A word-for-word copy of the records below is needed, without the images.
── Given records
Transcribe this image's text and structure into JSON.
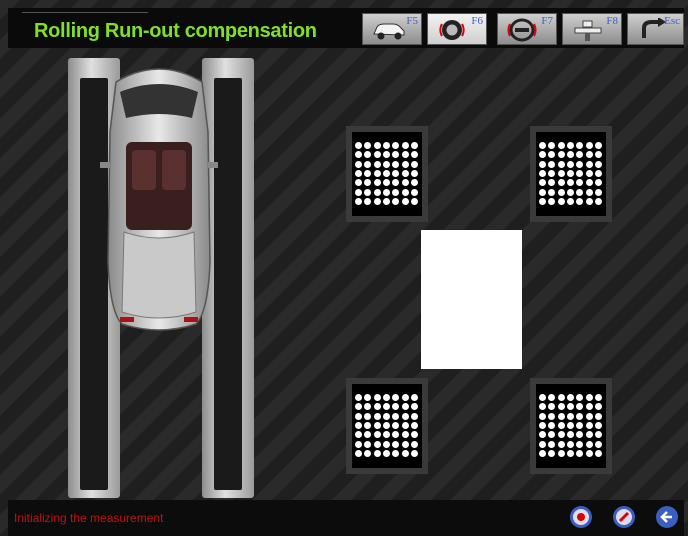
{
  "header": {
    "title": "Rolling Run-out compensation",
    "tools": [
      {
        "key": "F5",
        "icon": "car-icon"
      },
      {
        "key": "F6",
        "icon": "wheel-icon",
        "active": true
      },
      {
        "key": "F7",
        "icon": "steering-wheel-icon"
      },
      {
        "key": "F8",
        "icon": "lift-icon"
      },
      {
        "key": "Esc",
        "icon": "back-arrow-icon"
      }
    ]
  },
  "status": {
    "text": "Initializing the measurement",
    "color": "#c01212"
  },
  "footer_buttons": [
    {
      "icon": "wheel-measure-icon"
    },
    {
      "icon": "wheel-settings-icon"
    },
    {
      "icon": "back-icon"
    }
  ],
  "colors": {
    "title": "#7fe02a",
    "key_label": "#3a5fcf",
    "target_dot": "#ffffff"
  }
}
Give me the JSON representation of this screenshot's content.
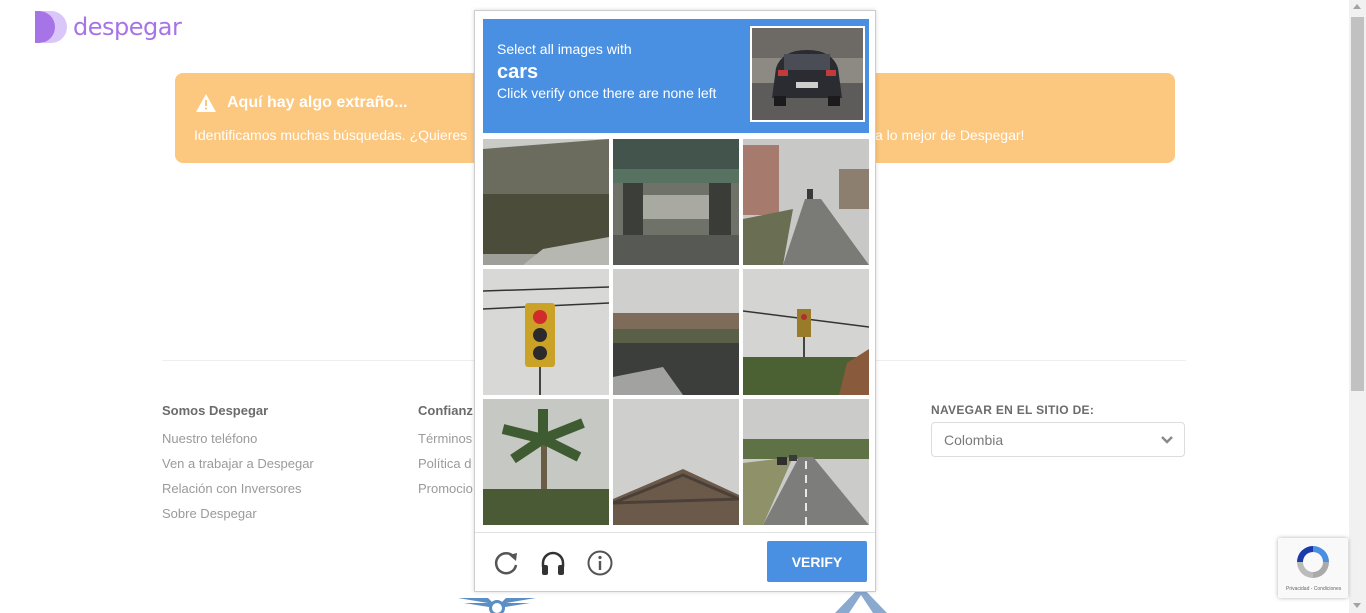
{
  "brand": {
    "name": "despegar",
    "color": "#a774e8"
  },
  "alert": {
    "title": "Aquí hay algo extraño...",
    "body_left": "Identificamos muchas búsquedas. ¿Quieres",
    "body_right": "a lo mejor de Despegar!",
    "bg_color": "#fcc77f"
  },
  "footer": {
    "col1": {
      "heading": "Somos Despegar",
      "links": [
        "Nuestro teléfono",
        "Ven a trabajar a Despegar",
        "Relación con Inversores",
        "Sobre Despegar"
      ]
    },
    "col2": {
      "heading": "Confianz",
      "links": [
        "Términos",
        "Política d",
        "Promocio"
      ]
    },
    "navigate": {
      "label": "NAVEGAR EN EL SITIO DE:",
      "selected": "Colombia"
    }
  },
  "captcha": {
    "instruction_line1": "Select all images with",
    "target": "cars",
    "instruction_line3": "Click verify once there are none left",
    "header_color": "#4a90e2",
    "tiles": [
      "tile-building-wall",
      "tile-overpass",
      "tile-street-road",
      "tile-traffic-light-red",
      "tile-parking-lot",
      "tile-traffic-light-trees",
      "tile-palm-trees",
      "tile-rooftop",
      "tile-highway-cars"
    ],
    "reload_icon": "reload-icon",
    "audio_icon": "headphones-icon",
    "info_icon": "info-icon",
    "verify_label": "VERIFY"
  },
  "recaptcha_badge": {
    "text": "Privacidad - Condiciones"
  }
}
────
**Exercise response**
Transcribe this image's text and structure into JSON.
{
  "header": {
    "title": "Rolling Run-out compensation",
    "tools": [
      {
        "key": "F5",
        "icon": "car-icon"
      },
      {
        "key": "F6",
        "icon": "wheel-icon",
        "active": true
      },
      {
        "key": "F7",
        "icon": "steering-wheel-icon"
      },
      {
        "key": "F8",
        "icon": "lift-icon"
      },
      {
        "key": "Esc",
        "icon": "back-arrow-icon"
      }
    ]
  },
  "status": {
    "text": "Initializing the measurement",
    "color": "#c01212"
  },
  "footer_buttons": [
    {
      "icon": "wheel-measure-icon"
    },
    {
      "icon": "wheel-settings-icon"
    },
    {
      "icon": "back-icon"
    }
  ],
  "colors": {
    "title": "#7fe02a",
    "key_label": "#3a5fcf",
    "target_dot": "#ffffff"
  }
}
Give me the JSON representation of this screenshot's content.
{
  "brand": {
    "name": "despegar",
    "color": "#a774e8"
  },
  "alert": {
    "title": "Aquí hay algo extraño...",
    "body_left": "Identificamos muchas búsquedas. ¿Quieres",
    "body_right": "a lo mejor de Despegar!",
    "bg_color": "#fcc77f"
  },
  "footer": {
    "col1": {
      "heading": "Somos Despegar",
      "links": [
        "Nuestro teléfono",
        "Ven a trabajar a Despegar",
        "Relación con Inversores",
        "Sobre Despegar"
      ]
    },
    "col2": {
      "heading": "Confianz",
      "links": [
        "Términos",
        "Política d",
        "Promocio"
      ]
    },
    "navigate": {
      "label": "NAVEGAR EN EL SITIO DE:",
      "selected": "Colombia"
    }
  },
  "captcha": {
    "instruction_line1": "Select all images with",
    "target": "cars",
    "instruction_line3": "Click verify once there are none left",
    "header_color": "#4a90e2",
    "tiles": [
      "tile-building-wall",
      "tile-overpass",
      "tile-street-road",
      "tile-traffic-light-red",
      "tile-parking-lot",
      "tile-traffic-light-trees",
      "tile-palm-trees",
      "tile-rooftop",
      "tile-highway-cars"
    ],
    "reload_icon": "reload-icon",
    "audio_icon": "headphones-icon",
    "info_icon": "info-icon",
    "verify_label": "VERIFY"
  },
  "recaptcha_badge": {
    "text": "Privacidad - Condiciones"
  }
}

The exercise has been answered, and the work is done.